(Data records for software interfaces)
*** Begin section ***

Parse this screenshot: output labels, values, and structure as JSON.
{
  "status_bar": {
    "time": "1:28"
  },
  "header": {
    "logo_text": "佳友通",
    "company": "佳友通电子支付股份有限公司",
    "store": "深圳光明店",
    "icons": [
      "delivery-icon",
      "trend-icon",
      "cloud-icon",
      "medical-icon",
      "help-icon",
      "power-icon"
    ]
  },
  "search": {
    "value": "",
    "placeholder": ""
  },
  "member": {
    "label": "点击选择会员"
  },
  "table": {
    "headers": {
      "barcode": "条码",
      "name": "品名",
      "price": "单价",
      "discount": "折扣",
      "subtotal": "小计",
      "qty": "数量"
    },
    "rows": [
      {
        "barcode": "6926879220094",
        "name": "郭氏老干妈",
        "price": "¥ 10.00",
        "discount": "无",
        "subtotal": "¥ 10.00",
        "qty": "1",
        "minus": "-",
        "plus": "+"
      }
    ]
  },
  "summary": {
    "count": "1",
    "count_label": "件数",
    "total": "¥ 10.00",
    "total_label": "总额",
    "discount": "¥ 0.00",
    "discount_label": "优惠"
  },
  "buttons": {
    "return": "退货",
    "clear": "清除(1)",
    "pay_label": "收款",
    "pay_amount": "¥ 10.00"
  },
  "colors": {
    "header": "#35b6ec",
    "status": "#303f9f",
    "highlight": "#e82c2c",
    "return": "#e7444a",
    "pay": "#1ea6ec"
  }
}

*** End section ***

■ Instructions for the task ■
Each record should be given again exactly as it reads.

■ Task answer ■
Parse this screenshot: output labels, values, and structure as JSON.
{
  "status_bar": {
    "time": "1:28"
  },
  "header": {
    "logo_text": "佳友通",
    "company": "佳友通电子支付股份有限公司",
    "store": "深圳光明店",
    "icons": [
      "delivery-icon",
      "trend-icon",
      "cloud-icon",
      "medical-icon",
      "help-icon",
      "power-icon"
    ]
  },
  "search": {
    "value": "",
    "placeholder": ""
  },
  "member": {
    "label": "点击选择会员"
  },
  "table": {
    "headers": {
      "barcode": "条码",
      "name": "品名",
      "price": "单价",
      "discount": "折扣",
      "subtotal": "小计",
      "qty": "数量"
    },
    "rows": [
      {
        "barcode": "6926879220094",
        "name": "郭氏老干妈",
        "price": "¥ 10.00",
        "discount": "无",
        "subtotal": "¥ 10.00",
        "qty": "1",
        "minus": "-",
        "plus": "+"
      }
    ]
  },
  "summary": {
    "count": "1",
    "count_label": "件数",
    "total": "¥ 10.00",
    "total_label": "总额",
    "discount": "¥ 0.00",
    "discount_label": "优惠"
  },
  "buttons": {
    "return": "退货",
    "clear": "清除(1)",
    "pay_label": "收款",
    "pay_amount": "¥ 10.00"
  },
  "colors": {
    "header": "#35b6ec",
    "status": "#303f9f",
    "highlight": "#e82c2c",
    "return": "#e7444a",
    "pay": "#1ea6ec"
  }
}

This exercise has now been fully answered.